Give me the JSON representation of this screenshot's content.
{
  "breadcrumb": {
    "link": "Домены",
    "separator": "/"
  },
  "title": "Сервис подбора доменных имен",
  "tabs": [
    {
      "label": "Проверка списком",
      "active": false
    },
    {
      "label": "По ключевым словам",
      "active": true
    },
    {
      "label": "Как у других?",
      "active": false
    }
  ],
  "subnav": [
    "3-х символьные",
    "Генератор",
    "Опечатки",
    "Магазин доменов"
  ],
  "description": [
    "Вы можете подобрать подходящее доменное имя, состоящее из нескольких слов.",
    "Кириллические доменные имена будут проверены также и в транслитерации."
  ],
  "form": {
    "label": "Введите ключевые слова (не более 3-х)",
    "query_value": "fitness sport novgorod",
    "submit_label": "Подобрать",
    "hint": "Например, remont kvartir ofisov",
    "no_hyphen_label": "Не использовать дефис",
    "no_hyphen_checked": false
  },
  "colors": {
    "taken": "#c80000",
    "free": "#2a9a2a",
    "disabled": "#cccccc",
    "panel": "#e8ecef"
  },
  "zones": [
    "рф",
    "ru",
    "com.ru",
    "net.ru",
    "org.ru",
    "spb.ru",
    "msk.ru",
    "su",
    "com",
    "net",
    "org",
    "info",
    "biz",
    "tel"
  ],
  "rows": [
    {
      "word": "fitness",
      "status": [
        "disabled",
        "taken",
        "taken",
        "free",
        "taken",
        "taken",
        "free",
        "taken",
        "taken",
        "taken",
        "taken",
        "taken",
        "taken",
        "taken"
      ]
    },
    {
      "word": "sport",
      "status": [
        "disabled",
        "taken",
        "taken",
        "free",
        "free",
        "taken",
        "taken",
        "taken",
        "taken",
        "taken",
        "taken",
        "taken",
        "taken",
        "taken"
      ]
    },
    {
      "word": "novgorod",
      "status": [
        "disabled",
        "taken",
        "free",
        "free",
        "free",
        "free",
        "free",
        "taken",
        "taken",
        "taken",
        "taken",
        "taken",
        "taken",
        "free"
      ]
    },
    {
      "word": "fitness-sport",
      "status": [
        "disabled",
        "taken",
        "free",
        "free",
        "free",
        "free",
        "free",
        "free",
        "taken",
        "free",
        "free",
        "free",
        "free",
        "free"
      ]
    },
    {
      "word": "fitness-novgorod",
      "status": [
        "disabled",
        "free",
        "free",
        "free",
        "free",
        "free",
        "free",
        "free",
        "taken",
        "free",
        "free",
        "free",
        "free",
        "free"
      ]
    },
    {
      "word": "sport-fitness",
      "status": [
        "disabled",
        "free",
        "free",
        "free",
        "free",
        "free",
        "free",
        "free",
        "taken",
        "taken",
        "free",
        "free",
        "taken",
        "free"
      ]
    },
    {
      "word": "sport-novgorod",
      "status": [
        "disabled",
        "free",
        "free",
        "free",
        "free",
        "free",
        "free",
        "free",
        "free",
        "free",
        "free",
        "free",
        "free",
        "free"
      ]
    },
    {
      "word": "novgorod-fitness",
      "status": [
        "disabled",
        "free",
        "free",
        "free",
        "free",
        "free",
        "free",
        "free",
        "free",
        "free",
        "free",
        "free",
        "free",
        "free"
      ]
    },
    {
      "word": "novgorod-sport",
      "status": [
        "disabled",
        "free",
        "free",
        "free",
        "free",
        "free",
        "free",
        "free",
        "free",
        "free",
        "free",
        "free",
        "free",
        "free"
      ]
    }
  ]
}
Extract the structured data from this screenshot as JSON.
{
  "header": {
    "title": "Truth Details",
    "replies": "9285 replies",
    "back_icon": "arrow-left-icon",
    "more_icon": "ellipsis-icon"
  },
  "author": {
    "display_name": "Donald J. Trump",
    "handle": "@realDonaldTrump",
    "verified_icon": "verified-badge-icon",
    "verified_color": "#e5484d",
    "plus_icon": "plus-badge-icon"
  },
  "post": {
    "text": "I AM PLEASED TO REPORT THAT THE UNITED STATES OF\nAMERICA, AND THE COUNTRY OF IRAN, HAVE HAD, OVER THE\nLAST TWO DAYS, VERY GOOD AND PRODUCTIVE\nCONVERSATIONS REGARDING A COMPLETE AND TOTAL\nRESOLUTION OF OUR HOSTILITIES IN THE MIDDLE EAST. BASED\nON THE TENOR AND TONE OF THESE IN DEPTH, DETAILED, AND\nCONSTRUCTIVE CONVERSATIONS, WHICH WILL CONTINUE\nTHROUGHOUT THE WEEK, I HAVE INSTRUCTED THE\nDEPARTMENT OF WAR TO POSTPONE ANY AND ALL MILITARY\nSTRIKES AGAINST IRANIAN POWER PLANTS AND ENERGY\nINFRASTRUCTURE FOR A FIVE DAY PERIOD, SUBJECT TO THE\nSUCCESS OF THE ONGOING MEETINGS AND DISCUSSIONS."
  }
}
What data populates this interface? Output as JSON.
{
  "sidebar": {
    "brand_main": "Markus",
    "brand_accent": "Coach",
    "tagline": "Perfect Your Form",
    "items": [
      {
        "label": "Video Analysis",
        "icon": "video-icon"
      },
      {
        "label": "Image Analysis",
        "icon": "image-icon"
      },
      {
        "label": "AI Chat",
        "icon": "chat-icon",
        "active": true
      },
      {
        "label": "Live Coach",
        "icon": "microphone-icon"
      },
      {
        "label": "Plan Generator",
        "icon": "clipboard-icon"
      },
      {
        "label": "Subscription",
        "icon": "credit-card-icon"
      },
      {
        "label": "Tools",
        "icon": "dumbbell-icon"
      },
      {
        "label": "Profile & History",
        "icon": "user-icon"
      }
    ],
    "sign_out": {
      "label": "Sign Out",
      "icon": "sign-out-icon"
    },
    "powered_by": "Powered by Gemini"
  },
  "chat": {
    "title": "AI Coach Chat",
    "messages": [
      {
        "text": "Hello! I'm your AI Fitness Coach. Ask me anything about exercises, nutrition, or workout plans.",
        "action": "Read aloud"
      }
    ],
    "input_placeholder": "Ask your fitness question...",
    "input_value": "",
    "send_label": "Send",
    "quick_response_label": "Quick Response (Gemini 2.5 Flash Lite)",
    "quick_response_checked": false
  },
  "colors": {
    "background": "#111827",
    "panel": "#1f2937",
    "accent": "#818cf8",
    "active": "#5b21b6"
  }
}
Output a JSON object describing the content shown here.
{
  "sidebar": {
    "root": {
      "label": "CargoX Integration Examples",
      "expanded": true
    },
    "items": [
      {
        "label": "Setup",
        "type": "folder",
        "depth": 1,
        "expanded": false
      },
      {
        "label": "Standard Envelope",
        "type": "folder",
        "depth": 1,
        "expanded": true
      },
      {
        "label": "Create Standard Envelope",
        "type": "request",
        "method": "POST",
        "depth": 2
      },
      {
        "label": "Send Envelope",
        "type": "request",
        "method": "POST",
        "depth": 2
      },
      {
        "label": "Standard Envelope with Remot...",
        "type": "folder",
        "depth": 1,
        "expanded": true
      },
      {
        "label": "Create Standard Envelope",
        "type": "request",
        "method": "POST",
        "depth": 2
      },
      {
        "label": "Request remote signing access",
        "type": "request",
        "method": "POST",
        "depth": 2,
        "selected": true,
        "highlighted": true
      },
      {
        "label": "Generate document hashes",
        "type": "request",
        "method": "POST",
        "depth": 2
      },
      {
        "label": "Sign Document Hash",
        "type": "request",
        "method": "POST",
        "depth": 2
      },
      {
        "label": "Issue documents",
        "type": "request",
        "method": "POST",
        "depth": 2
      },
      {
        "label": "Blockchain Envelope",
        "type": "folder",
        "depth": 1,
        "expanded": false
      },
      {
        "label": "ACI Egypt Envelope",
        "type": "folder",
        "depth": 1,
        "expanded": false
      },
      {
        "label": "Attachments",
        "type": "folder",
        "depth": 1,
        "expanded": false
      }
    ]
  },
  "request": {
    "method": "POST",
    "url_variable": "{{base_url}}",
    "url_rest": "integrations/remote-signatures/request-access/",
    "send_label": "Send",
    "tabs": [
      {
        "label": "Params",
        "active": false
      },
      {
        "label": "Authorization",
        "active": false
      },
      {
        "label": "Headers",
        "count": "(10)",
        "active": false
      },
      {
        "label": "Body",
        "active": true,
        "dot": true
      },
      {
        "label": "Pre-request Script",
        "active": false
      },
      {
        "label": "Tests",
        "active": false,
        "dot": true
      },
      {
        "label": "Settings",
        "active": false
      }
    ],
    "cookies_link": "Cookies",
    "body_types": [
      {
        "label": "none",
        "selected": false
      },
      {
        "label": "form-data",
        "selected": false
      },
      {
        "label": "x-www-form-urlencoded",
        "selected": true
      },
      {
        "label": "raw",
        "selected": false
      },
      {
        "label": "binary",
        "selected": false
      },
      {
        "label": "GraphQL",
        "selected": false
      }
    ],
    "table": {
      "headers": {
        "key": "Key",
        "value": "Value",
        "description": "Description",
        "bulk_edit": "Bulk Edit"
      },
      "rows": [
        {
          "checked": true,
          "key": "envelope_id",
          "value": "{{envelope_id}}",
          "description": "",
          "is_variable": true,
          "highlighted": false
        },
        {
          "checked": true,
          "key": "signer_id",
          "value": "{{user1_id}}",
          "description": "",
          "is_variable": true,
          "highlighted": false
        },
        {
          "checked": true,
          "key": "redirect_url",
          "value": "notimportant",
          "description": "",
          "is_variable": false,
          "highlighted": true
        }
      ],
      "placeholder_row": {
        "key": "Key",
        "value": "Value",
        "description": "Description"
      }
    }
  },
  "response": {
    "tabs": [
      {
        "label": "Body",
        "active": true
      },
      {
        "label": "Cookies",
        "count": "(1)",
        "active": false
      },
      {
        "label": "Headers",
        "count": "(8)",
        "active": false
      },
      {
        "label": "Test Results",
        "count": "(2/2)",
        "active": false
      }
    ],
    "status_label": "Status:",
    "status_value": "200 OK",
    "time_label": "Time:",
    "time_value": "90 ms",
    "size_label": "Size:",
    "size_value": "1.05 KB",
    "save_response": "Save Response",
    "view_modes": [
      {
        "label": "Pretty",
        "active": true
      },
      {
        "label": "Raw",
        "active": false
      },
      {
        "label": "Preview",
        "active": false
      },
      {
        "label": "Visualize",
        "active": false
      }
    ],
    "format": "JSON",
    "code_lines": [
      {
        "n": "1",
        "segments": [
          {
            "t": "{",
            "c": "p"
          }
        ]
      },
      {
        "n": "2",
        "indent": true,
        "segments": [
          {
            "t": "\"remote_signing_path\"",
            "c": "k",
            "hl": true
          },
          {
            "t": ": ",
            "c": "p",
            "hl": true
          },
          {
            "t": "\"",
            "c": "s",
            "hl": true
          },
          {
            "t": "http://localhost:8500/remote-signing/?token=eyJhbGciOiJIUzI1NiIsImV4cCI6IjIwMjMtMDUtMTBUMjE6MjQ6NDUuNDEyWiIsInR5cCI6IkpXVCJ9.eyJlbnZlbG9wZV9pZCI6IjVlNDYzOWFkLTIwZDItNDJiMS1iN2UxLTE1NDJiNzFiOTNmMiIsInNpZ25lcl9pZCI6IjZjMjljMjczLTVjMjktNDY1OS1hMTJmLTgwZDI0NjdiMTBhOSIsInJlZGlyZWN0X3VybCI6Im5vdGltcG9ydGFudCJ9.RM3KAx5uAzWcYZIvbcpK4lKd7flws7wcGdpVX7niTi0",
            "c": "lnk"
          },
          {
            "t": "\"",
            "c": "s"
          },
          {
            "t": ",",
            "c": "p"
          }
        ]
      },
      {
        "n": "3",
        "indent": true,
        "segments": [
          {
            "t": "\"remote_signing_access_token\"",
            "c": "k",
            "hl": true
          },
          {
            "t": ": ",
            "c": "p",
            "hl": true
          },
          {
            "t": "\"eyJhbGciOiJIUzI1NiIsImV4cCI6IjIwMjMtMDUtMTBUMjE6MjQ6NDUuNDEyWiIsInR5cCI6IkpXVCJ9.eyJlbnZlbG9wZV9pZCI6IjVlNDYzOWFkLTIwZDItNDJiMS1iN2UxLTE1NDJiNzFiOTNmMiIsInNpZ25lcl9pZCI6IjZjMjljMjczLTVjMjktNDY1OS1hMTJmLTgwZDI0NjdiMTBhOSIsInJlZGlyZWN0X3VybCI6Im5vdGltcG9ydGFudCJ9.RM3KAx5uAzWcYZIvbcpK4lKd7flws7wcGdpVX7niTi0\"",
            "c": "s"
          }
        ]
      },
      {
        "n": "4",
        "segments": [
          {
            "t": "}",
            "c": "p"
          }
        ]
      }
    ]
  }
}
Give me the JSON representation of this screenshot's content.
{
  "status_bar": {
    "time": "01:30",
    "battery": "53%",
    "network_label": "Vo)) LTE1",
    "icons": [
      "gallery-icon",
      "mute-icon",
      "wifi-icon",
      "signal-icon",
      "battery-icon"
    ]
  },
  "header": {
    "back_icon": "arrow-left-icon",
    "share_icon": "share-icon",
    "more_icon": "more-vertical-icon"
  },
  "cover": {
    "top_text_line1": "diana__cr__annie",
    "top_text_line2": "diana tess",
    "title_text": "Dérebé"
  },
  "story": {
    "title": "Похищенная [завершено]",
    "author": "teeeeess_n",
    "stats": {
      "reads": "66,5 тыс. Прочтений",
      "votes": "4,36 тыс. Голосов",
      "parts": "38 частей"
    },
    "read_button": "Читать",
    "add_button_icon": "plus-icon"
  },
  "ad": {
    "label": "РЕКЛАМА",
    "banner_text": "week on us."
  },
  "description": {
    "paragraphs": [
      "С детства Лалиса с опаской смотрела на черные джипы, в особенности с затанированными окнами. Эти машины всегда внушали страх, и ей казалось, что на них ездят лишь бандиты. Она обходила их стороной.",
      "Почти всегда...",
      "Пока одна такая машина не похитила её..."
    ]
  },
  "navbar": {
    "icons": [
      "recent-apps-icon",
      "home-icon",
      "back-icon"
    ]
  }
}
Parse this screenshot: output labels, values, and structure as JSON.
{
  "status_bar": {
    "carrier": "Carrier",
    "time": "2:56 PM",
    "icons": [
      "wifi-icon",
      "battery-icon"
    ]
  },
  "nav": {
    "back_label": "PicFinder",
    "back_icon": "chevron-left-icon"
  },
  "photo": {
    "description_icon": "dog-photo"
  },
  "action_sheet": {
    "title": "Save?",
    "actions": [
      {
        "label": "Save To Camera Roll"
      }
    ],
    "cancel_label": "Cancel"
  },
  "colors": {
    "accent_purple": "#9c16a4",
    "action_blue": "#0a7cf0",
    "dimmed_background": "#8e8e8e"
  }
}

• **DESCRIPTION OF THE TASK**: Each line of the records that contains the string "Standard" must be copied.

• **ANSWER FOR THE TASK**:
        "label": "Standard Envelope",
        "label": "Create Standard Envelope",
        "label": "Standard Envelope with Remot...",
        "label": "Create Standard Envelope",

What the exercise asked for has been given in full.